Inter-observer reliability on pre/post test results for the task specific checklist (0.78); global rating scales (0.87) and pass/fail grade (1.0) were high.
Surgical education has changed over the last two decades. As early as the 1970’s, surgeons had developed task specific checklists in order to evaluate operative skills10. With the work hour restrictions, emphasis from the ACGME to implement standardized teaching for surgical skills, and a move toward more competency-based surgical education, simulation learning is a necessary tool in resident education. Recent literature in regard to obstetric and gynecologic surgical simulation training would support its efficacy11,12,13. Also, given the likelihood that the number of procedures that require diagnostic cystourethroscopy to ensure ureteral/bladder integrity will increase, we felt an educational program to teach this skill was necessary.

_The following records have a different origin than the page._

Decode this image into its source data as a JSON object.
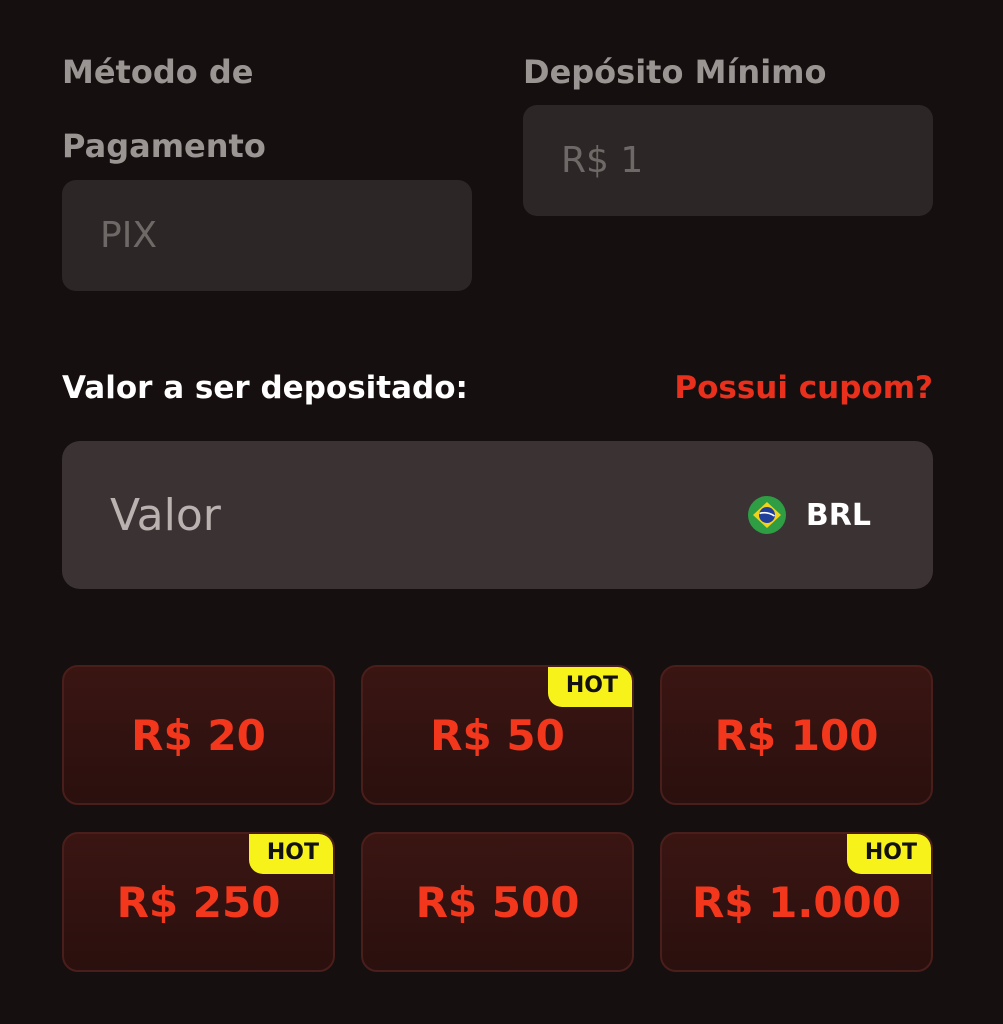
{
  "payment": {
    "method_label_line1": "Método de",
    "method_label_line2": "Pagamento",
    "method_value": "PIX",
    "min_label": "Depósito Mínimo",
    "min_value": "R$ 1"
  },
  "deposit": {
    "title": "Valor a ser depositado:",
    "coupon_link": "Possui cupom?",
    "amount_placeholder": "Valor",
    "currency": "BRL",
    "currency_icon": "brazil-flag-icon"
  },
  "chips": [
    {
      "label": "R$ 20",
      "hot": ""
    },
    {
      "label": "R$ 50",
      "hot": "HOT"
    },
    {
      "label": "R$ 100",
      "hot": ""
    },
    {
      "label": "R$ 250",
      "hot": "HOT"
    },
    {
      "label": "R$ 500",
      "hot": ""
    },
    {
      "label": "R$ 1.000",
      "hot": "HOT"
    }
  ],
  "colors": {
    "accent": "#e8301c",
    "hot_badge": "#f6f21a",
    "field_bg": "#2c2626"
  }
}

There are a number of strengths to our study including those associated with the use of a model versus observation of real time surgery. Our model is inexpensive. This is in contrast to a similar study used to evaluate diagnostic cystourethroscopy skills among residents where the costs associated with the model neared $4,00014. We had no operating room time costs. We avoided patient safety issues, and the model was standardized; the trainee was able to complete the task without concern for any patient related factor that would require an attending physician to step in and complete the task. Also, the time involved in the interactive session was not prohibitive, an hour for didactics and a couple of hours for practice.

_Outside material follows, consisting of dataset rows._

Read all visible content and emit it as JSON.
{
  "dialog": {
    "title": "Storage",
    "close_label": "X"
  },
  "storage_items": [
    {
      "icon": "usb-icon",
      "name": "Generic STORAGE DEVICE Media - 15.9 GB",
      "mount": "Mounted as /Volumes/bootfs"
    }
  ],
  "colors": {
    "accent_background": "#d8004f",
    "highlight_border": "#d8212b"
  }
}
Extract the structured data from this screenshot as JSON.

Much like most of the gynecology simulation literature, we did not compare performance on the model in relation to live operating room performance. We cannot say whether superior performance on the bladder model leads to improved technical performance in the operating room. We believe the statistically significant increase observed in the control group in regard to performance on the task specific checklist and the trend toward improved overall performance can be explained by a number of factors; recent attention in the current literature to the importance of diagnostic cystourethroscopy, increase in the number of diagnostic cystourethroscopies performed at our institution during the study period, and involvement in the study itself may have motivated control group participants to better their performance (Hawthorne effect).

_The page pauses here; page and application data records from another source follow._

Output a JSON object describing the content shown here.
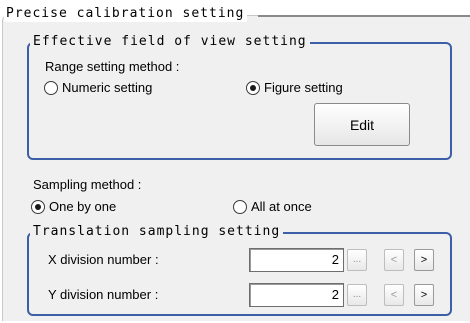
{
  "panel": {
    "title": "Precise calibration setting"
  },
  "fov_group": {
    "title": "Effective field of view setting",
    "range_label": "Range setting method :",
    "options": [
      {
        "label": "Numeric setting",
        "selected": false
      },
      {
        "label": "Figure setting",
        "selected": true
      }
    ],
    "edit_label": "Edit"
  },
  "sampling": {
    "label": "Sampling method :",
    "options": [
      {
        "label": "One by one",
        "selected": true
      },
      {
        "label": "All at once",
        "selected": false
      }
    ]
  },
  "translation_group": {
    "title": "Translation sampling setting",
    "x": {
      "label": "X division number :",
      "value": "2"
    },
    "y": {
      "label": "Y division number :",
      "value": "2"
    },
    "ellipsis_label": "...",
    "prev_label": "<",
    "next_label": ">"
  },
  "colors": {
    "group_border": "#3d5fa8",
    "panel_bg": "#f0f0f0"
  }
}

Given the resident rotation schedules, participants were not truly randomized. However, we doubt this was a source of bias as the numbers of senior and junior residents in each arm were similar, as evidenced by no statistical differences in scores at baseline testing. Participation was initially strong but waned due to a conflict in the laboratory space which changed the post intervention testing dates. We did not monitor the number of cystoscopes performed by study participants, possibly affecting post intervention scores. Given the low numbers, any significant conclusions proved difficult. Also, the evaluators knew the participants possibly introducing bias into the scores.
We observed those that were randomized to the intervention had statistically significant improvements in all evaluation categories, while the control group only showed an improvement in the task specific checklist. We believe that training using the balloon model and didactics that we have outlined improves the skills necessary for diagnostic cystourethroscopy.
We believe this economical model is useful in training residents in diagnostic cystourethroscopic procedures. A larger sample size is required to show if training improves skill level. We have incorporated this OSATs with bladder model into our residency curriculum.